Exercise ▸ Give back all the records below, unaltered.

Records shown ▸

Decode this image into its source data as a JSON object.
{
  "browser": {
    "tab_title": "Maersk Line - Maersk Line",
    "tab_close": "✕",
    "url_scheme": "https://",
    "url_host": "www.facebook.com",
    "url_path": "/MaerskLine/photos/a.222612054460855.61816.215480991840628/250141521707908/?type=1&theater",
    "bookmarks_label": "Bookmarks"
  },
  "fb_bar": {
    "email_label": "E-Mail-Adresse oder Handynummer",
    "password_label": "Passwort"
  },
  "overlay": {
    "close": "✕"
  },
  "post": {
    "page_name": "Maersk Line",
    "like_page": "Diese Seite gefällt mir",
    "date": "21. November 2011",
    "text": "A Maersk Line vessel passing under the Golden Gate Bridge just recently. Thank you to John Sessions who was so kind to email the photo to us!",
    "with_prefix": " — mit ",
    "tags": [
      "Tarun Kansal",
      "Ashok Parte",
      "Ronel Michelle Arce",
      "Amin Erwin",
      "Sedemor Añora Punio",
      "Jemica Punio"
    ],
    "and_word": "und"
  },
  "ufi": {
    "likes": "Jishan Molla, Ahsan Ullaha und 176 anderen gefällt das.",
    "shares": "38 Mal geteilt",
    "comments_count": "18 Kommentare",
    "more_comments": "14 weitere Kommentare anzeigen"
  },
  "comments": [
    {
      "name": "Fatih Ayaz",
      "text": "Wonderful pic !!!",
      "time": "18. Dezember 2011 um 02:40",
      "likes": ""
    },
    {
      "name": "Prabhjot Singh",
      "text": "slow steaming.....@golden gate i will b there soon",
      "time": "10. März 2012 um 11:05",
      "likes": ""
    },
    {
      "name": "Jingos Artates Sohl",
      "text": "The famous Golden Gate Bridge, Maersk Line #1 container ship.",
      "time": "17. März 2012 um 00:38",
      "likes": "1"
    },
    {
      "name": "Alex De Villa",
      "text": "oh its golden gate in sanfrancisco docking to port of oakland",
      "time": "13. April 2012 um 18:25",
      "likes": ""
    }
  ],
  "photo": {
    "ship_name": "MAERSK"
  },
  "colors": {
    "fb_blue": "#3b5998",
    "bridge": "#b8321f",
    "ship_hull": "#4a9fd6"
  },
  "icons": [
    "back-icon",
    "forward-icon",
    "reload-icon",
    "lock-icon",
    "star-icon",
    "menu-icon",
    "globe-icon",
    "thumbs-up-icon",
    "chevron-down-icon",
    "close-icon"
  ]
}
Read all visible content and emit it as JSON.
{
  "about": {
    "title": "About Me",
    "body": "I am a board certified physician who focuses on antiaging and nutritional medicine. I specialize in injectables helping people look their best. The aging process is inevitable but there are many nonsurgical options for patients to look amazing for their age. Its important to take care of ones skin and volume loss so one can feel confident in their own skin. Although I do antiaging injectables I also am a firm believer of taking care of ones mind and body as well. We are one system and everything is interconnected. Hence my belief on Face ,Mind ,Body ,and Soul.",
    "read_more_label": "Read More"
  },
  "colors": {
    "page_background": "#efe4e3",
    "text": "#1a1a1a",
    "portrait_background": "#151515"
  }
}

Output for this task ▸
Decode this image into its source data as a JSON object.
{
  "browser": {
    "tab_title": "Maersk Line - Maersk Line",
    "tab_close": "✕",
    "url_scheme": "https://",
    "url_host": "www.facebook.com",
    "url_path": "/MaerskLine/photos/a.222612054460855.61816.215480991840628/250141521707908/?type=1&theater",
    "bookmarks_label": "Bookmarks"
  },
  "fb_bar": {
    "email_label": "E-Mail-Adresse oder Handynummer",
    "password_label": "Passwort"
  },
  "overlay": {
    "close": "✕"
  },
  "post": {
    "page_name": "Maersk Line",
    "like_page": "Diese Seite gefällt mir",
    "date": "21. November 2011",
    "text": "A Maersk Line vessel passing under the Golden Gate Bridge just recently. Thank you to John Sessions who was so kind to email the photo to us!",
    "with_prefix": " — mit ",
    "tags": [
      "Tarun Kansal",
      "Ashok Parte",
      "Ronel Michelle Arce",
      "Amin Erwin",
      "Sedemor Añora Punio",
      "Jemica Punio"
    ],
    "and_word": "und"
  },
  "ufi": {
    "likes": "Jishan Molla, Ahsan Ullaha und 176 anderen gefällt das.",
    "shares": "38 Mal geteilt",
    "comments_count": "18 Kommentare",
    "more_comments": "14 weitere Kommentare anzeigen"
  },
  "comments": [
    {
      "name": "Fatih Ayaz",
      "text": "Wonderful pic !!!",
      "time": "18. Dezember 2011 um 02:40",
      "likes": ""
    },
    {
      "name": "Prabhjot Singh",
      "text": "slow steaming.....@golden gate i will b there soon",
      "time": "10. März 2012 um 11:05",
      "likes": ""
    },
    {
      "name": "Jingos Artates Sohl",
      "text": "The famous Golden Gate Bridge, Maersk Line #1 container ship.",
      "time": "17. März 2012 um 00:38",
      "likes": "1"
    },
    {
      "name": "Alex De Villa",
      "text": "oh its golden gate in sanfrancisco docking to port of oakland",
      "time": "13. April 2012 um 18:25",
      "likes": ""
    }
  ],
  "photo": {
    "ship_name": "MAERSK"
  },
  "colors": {
    "fb_blue": "#3b5998",
    "bridge": "#b8321f",
    "ship_hull": "#4a9fd6"
  },
  "icons": [
    "back-icon",
    "forward-icon",
    "reload-icon",
    "lock-icon",
    "star-icon",
    "menu-icon",
    "globe-icon",
    "thumbs-up-icon",
    "chevron-down-icon",
    "close-icon"
  ]
}
Read all visible content and emit it as JSON.
{
  "about": {
    "title": "About Me",
    "body": "I am a board certified physician who focuses on antiaging and nutritional medicine. I specialize in injectables helping people look their best. The aging process is inevitable but there are many nonsurgical options for patients to look amazing for their age. Its important to take care of ones skin and volume loss so one can feel confident in their own skin. Although I do antiaging injectables I also am a firm believer of taking care of ones mind and body as well. We are one system and everything is interconnected. Hence my belief on Face ,Mind ,Body ,and Soul.",
    "read_more_label": "Read More"
  },
  "colors": {
    "page_background": "#efe4e3",
    "text": "#1a1a1a",
    "portrait_background": "#151515"
  }
}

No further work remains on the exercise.